Tiny, flexible, and biocompatible implantable sensors that are smaller than a grain of rice have been successfully worn for over four years now by human subjects, as was reported by Profusa, a South San Francisco firm, at the just concluded American Chemical Society’s 254th National Meeting. The wireless and battery-free implants are designed to measure different metabolites, with the current focus mostly on oxygen saturation.
They’re placed near the surface of the body using a syringe and can remain in their position seemingly indefinitely. That’s because they’re made of a biocompatible hydrogel (poly(2-hydroxyethyl methacrylate)) used to manufacture contact lenses and the surface of the sensor is rough to simulate a natural object and to promote cells and tissues to grow onto and around the device.
To make the devices detect analytes, such as glucose or lactate, the implants have fluorescent dyes attached to their surface that glow differently depending on the concentration of the particular analyte in their environment. A device placed near the skin where the sensor is bathes it in infrared light, triggering the fluorescence and measuring its intensity.
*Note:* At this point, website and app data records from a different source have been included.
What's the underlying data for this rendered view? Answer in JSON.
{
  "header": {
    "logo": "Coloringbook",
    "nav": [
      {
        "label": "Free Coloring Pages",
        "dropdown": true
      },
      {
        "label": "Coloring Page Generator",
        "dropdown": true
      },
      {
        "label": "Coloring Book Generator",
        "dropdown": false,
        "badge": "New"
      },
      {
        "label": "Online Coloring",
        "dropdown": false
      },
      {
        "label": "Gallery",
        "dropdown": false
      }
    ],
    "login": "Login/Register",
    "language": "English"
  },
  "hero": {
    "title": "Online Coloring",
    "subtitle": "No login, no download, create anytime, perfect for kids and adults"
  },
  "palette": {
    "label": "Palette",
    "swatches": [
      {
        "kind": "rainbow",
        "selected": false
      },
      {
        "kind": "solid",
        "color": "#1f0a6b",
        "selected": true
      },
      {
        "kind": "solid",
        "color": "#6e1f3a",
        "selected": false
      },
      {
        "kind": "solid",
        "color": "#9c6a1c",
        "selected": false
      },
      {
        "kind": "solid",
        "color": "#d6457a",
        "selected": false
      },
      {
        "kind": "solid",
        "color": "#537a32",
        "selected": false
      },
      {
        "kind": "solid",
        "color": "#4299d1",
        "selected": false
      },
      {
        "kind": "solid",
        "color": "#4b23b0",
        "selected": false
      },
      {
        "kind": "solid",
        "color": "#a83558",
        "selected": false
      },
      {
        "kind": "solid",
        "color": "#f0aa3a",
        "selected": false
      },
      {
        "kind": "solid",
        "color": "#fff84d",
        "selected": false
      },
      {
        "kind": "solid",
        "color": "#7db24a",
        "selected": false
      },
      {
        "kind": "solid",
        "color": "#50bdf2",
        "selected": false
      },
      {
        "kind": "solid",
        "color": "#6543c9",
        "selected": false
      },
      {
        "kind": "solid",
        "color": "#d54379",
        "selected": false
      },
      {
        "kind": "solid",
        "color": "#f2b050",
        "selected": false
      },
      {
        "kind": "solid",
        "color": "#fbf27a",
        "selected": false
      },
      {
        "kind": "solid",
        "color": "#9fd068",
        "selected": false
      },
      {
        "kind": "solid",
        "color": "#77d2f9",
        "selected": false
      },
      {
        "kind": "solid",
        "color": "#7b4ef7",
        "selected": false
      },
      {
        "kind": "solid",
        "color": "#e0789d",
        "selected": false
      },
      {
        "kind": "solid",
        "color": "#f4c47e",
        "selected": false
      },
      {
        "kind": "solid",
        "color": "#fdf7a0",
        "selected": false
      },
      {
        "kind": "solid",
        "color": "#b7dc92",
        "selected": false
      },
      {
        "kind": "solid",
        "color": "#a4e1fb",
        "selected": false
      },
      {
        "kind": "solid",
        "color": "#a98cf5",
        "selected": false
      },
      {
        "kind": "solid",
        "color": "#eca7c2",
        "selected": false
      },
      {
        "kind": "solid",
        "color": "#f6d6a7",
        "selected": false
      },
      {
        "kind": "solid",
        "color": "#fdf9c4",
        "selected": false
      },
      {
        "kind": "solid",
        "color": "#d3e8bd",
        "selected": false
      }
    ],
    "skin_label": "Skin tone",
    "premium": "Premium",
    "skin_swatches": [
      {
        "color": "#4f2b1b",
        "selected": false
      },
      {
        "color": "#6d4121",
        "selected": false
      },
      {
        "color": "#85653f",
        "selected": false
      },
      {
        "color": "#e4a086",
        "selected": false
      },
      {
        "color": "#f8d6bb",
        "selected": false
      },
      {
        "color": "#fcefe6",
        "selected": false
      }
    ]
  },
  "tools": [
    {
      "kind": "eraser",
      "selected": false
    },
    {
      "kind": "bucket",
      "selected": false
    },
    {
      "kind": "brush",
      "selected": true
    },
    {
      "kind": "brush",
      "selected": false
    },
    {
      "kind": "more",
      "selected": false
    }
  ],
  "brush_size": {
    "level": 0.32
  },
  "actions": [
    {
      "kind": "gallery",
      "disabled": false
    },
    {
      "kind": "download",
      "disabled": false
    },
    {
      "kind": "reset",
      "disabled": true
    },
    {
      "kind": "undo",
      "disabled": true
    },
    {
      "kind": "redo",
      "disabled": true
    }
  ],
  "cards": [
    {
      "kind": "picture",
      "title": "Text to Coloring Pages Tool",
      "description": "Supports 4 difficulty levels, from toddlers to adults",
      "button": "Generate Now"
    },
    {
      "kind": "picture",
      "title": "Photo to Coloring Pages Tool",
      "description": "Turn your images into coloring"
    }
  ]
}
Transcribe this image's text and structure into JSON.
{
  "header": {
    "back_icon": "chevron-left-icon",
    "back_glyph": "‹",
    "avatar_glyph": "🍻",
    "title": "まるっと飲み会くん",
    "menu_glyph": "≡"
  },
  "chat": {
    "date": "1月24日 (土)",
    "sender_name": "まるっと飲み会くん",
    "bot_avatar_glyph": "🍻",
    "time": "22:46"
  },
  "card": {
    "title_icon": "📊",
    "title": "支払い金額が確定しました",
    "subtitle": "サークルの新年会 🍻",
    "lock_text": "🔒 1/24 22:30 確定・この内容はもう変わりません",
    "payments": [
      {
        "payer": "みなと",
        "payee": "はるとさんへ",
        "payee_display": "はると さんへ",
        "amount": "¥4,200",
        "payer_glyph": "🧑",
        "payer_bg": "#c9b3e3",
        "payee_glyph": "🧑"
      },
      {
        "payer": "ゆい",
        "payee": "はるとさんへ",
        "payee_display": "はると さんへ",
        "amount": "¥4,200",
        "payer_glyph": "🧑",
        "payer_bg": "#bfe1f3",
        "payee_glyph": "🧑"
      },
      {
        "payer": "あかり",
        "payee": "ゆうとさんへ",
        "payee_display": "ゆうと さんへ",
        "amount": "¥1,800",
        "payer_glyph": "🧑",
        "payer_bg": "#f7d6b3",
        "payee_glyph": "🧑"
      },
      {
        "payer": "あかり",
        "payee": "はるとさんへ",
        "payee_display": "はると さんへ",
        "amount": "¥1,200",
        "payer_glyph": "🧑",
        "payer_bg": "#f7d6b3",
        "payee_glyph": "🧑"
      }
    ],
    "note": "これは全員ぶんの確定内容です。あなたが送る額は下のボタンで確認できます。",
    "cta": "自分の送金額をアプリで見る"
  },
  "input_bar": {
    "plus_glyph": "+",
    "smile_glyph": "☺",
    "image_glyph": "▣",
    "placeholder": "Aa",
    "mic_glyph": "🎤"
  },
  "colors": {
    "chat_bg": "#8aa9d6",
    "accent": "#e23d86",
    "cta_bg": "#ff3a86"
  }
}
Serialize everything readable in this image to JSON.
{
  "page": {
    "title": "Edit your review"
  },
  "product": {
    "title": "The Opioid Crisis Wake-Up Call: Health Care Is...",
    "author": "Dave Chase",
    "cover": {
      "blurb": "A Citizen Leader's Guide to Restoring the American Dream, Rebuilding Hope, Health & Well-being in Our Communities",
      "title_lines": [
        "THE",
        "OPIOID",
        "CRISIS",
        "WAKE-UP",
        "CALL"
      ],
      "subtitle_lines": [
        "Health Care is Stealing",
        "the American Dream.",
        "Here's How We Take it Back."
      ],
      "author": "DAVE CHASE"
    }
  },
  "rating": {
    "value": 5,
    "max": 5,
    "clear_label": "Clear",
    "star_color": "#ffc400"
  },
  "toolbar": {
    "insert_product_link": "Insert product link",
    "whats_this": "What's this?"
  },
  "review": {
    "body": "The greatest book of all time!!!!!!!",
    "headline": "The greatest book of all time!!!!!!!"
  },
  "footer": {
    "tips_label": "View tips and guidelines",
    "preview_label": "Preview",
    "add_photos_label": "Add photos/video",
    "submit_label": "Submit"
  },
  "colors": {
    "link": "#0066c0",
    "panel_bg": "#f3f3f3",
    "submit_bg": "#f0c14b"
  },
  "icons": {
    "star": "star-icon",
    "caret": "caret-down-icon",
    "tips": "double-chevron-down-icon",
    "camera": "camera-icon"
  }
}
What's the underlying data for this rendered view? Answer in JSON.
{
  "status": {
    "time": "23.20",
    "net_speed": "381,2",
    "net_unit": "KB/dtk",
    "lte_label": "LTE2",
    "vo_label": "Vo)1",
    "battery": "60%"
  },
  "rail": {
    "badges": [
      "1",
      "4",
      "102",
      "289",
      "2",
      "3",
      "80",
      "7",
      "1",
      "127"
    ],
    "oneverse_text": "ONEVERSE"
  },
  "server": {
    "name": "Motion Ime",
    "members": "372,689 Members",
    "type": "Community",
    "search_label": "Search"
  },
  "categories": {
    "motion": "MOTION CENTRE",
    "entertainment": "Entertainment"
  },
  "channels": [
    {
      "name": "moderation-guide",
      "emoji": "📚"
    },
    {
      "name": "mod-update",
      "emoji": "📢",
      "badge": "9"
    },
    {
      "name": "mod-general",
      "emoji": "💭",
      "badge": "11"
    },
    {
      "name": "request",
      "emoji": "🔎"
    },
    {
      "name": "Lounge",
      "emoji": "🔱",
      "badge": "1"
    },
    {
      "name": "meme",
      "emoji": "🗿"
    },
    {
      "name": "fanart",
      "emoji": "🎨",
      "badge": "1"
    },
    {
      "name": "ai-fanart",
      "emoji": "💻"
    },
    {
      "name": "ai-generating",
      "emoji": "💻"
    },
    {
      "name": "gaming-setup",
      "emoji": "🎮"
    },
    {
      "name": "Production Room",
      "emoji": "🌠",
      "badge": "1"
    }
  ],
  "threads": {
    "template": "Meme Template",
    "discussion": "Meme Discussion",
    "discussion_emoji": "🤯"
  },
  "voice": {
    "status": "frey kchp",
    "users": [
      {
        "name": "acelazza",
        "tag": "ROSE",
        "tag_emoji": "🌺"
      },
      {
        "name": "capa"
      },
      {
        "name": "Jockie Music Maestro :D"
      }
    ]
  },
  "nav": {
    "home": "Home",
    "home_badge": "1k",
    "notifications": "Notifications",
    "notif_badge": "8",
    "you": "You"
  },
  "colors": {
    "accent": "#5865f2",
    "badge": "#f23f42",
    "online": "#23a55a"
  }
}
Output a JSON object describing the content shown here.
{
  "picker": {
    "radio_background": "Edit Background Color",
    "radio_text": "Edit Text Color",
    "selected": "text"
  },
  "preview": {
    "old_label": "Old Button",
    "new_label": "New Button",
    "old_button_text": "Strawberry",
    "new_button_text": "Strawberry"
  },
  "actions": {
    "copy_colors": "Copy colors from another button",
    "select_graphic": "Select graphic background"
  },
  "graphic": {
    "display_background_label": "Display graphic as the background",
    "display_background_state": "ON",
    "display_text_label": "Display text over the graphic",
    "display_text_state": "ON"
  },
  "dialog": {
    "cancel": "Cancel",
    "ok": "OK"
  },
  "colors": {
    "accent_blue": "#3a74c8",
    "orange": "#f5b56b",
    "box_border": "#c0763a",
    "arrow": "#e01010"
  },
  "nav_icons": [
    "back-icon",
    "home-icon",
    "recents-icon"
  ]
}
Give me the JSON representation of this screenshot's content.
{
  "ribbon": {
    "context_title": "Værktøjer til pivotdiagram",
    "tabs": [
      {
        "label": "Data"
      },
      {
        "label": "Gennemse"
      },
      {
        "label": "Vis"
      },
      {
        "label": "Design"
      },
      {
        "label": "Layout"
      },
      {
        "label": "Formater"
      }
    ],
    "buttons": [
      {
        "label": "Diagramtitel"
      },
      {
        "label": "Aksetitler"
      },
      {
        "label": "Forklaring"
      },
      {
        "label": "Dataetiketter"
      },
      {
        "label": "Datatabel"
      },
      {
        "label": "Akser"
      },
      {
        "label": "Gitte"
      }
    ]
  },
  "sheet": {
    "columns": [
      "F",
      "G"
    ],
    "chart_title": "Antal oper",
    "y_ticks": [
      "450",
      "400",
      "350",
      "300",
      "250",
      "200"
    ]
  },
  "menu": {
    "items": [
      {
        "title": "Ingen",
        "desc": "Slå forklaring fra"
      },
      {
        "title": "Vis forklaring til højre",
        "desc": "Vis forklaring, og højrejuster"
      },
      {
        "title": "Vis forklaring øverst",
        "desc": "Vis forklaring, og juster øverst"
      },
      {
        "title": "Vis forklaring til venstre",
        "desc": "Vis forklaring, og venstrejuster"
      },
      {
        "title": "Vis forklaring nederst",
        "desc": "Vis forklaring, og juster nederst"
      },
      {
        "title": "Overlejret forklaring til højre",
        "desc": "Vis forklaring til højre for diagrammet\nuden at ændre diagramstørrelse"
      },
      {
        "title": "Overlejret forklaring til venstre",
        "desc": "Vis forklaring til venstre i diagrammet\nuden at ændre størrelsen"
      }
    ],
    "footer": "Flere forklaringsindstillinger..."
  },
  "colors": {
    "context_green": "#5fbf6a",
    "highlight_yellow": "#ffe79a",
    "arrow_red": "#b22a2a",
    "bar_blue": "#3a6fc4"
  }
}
The device that does this then transmits its readings to a paired computer or cell phone that displays the results and keeps a record of previously captured data.
Profusa’s technology has already received European regulatory approval to measure tissue oxygen levels in patients with peripheral artery disease and work is underway toward FDA’s approvals.
first product has been approved for marketing in Europe and has been shown to report tissue oxygen levels in patients under treatment for peripheral artery disease.
Here’s a scientist from Profusa describing the company’s technology at American Chemical Society’s meeting: